◆ **Problem details**
Copy out the lines below that hold the word "entry".

+ + + + + + +

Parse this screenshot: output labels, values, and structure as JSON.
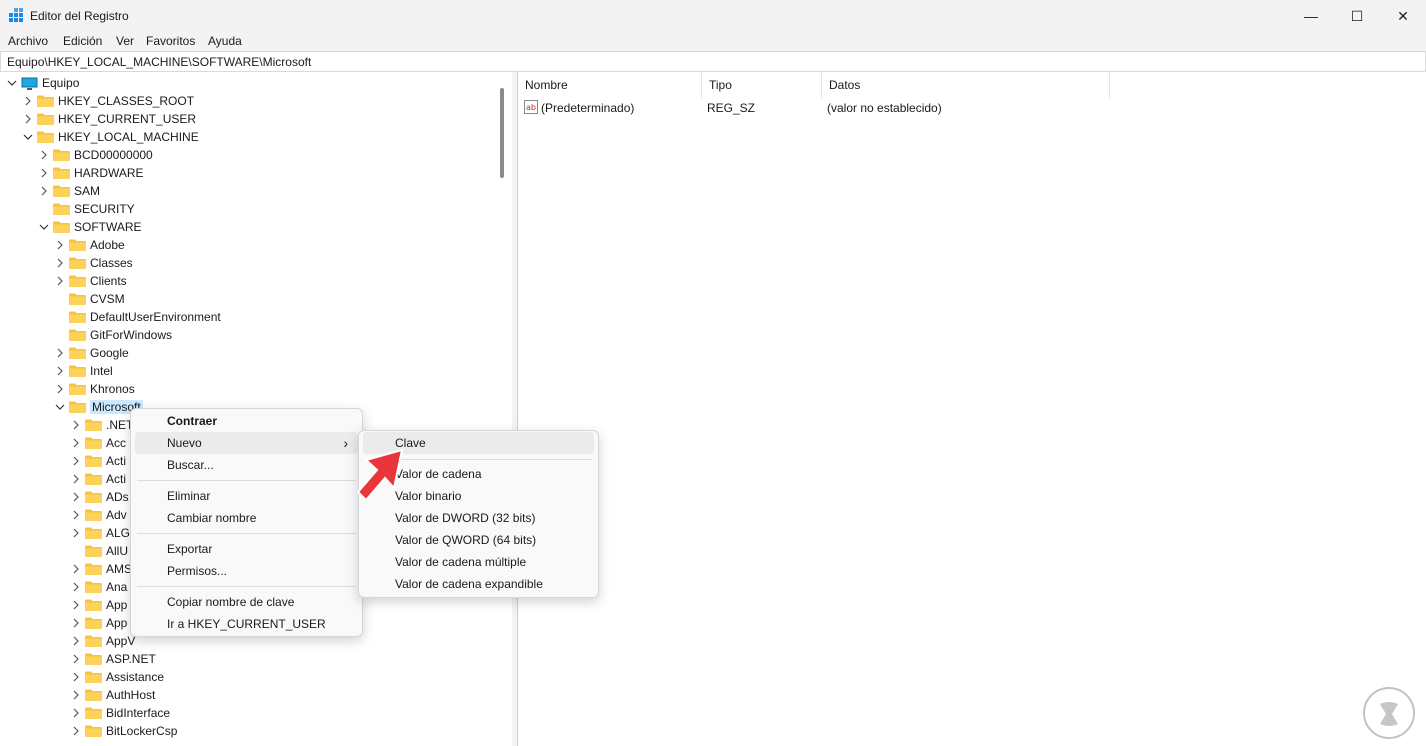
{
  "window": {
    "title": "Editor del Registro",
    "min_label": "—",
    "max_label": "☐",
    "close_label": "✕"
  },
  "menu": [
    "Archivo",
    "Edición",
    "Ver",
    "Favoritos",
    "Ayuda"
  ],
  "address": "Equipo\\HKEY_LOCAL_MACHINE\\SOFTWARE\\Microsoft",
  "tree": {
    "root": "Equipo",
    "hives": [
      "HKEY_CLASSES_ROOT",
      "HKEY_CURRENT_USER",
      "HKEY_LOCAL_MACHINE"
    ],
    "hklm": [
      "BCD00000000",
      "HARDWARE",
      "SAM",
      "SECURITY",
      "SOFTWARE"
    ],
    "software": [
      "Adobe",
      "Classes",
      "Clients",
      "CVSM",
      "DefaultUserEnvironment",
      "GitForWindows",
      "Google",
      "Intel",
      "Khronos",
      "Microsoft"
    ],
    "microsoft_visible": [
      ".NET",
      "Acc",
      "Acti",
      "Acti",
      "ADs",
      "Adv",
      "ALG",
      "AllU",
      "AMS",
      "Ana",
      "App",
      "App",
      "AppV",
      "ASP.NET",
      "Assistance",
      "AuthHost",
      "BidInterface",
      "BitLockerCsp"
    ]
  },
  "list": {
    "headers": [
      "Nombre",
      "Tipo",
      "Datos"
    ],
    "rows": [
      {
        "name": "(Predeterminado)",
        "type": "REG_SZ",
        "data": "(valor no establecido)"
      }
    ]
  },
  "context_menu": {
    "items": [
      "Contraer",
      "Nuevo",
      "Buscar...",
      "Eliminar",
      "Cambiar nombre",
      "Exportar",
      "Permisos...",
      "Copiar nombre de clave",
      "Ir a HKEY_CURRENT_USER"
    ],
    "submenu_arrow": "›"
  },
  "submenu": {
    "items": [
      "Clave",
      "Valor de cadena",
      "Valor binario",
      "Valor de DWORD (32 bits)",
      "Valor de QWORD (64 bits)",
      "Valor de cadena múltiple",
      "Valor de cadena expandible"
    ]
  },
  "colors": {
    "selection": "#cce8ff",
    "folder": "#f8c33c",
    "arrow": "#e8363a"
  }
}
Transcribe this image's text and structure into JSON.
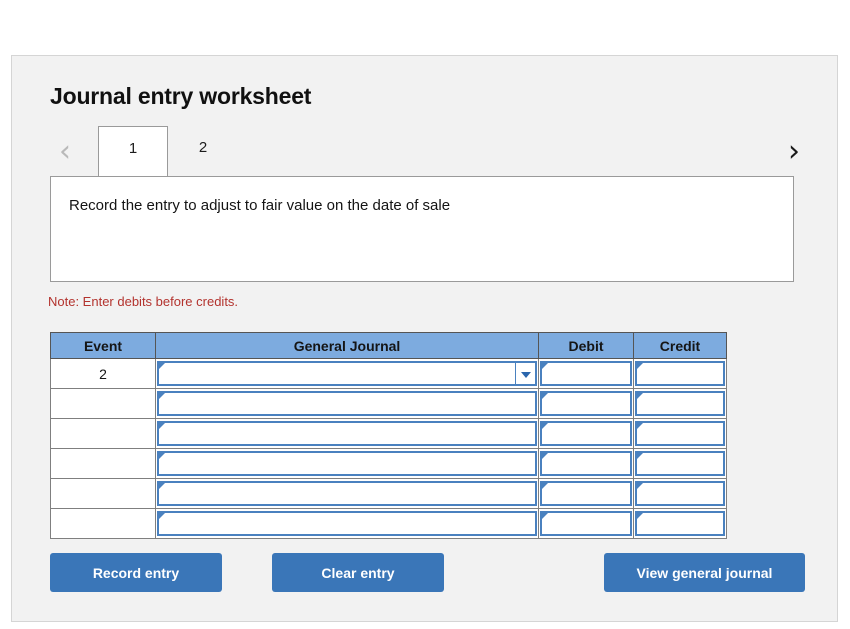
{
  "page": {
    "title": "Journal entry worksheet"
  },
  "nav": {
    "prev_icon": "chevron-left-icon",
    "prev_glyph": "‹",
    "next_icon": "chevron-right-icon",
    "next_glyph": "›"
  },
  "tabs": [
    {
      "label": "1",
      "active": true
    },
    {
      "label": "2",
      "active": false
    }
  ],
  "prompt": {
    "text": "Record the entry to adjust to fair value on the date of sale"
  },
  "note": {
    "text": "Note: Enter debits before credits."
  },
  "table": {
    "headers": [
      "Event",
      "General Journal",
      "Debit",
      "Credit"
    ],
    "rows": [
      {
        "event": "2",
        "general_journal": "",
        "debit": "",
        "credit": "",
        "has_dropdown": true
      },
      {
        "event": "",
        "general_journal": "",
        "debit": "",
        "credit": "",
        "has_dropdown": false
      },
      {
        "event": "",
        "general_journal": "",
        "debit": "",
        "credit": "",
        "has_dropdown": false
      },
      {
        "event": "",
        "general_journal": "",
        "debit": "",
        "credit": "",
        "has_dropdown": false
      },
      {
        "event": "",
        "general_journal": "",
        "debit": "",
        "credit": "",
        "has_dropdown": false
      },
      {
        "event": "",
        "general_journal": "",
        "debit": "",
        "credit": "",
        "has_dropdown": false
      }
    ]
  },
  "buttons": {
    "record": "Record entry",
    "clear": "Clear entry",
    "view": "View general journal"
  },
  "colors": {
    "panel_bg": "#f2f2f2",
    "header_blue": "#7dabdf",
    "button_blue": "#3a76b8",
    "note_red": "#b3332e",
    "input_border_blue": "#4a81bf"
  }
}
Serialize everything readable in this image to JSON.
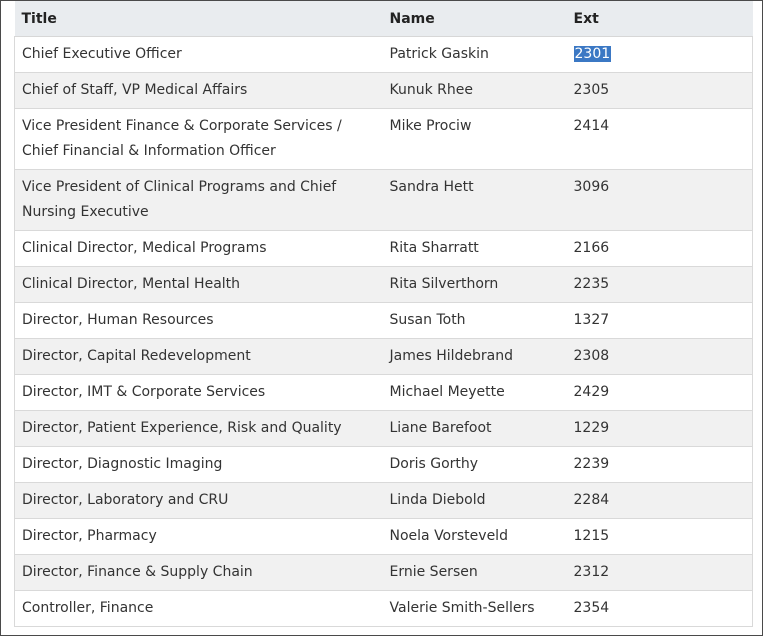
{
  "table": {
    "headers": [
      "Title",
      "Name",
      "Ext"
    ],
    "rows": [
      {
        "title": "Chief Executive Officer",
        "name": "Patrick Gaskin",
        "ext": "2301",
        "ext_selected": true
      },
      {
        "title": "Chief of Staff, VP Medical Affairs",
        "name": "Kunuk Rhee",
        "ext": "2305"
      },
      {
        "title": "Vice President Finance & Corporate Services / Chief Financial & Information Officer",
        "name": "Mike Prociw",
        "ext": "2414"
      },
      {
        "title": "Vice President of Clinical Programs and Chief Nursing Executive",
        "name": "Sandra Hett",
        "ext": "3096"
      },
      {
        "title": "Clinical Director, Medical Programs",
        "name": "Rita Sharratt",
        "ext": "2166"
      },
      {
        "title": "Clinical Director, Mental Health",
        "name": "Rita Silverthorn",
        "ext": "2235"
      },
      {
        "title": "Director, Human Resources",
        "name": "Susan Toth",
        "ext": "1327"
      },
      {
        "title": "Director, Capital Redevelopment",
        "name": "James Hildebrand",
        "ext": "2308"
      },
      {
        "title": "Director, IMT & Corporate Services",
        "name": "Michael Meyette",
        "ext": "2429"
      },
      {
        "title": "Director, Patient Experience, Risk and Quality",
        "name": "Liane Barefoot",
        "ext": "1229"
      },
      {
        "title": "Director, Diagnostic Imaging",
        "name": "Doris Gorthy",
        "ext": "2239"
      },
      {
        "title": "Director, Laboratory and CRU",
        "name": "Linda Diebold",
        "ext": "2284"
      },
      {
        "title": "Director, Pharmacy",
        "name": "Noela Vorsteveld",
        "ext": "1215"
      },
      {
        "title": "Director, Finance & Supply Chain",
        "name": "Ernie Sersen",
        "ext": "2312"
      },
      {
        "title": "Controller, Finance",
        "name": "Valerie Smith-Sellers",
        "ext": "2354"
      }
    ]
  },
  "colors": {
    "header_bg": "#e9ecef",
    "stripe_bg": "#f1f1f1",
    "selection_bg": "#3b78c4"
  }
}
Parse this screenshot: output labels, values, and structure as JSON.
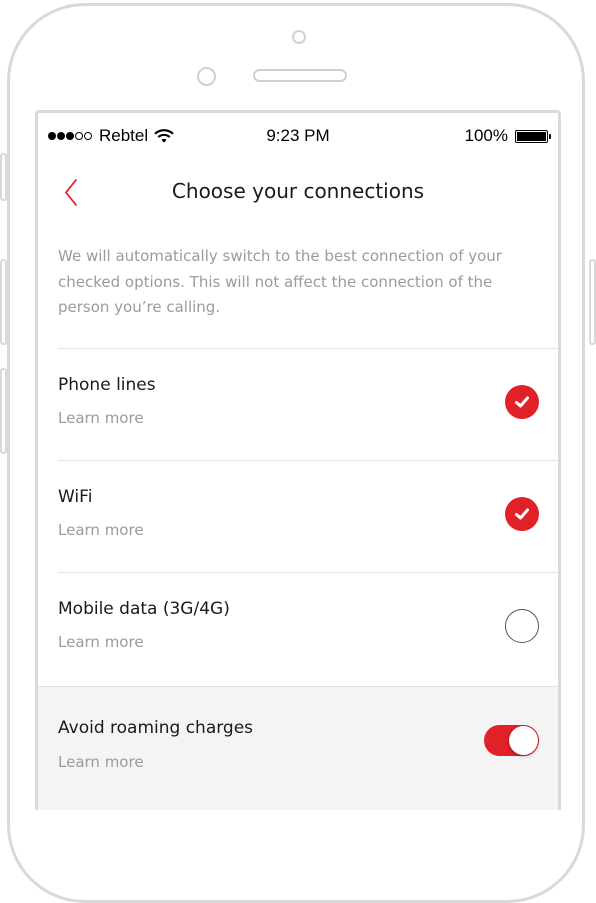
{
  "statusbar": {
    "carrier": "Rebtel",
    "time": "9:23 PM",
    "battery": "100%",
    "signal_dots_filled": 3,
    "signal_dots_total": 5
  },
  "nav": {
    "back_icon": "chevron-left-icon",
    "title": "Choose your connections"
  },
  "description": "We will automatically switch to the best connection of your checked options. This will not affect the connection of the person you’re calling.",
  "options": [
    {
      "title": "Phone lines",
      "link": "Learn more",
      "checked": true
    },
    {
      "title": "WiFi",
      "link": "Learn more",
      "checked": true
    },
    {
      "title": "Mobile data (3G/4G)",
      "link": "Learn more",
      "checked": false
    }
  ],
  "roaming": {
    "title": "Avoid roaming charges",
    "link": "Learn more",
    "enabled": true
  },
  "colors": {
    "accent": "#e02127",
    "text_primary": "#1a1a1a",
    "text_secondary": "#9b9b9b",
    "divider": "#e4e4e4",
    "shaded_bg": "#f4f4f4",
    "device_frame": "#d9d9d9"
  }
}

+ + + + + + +

◆ **Task solution**
    "title": "Journal entry worksheet"
    "text": "Record the entry to adjust to fair value on the date of sale"
    "record": "Record entry",
    "clear": "Clear entry",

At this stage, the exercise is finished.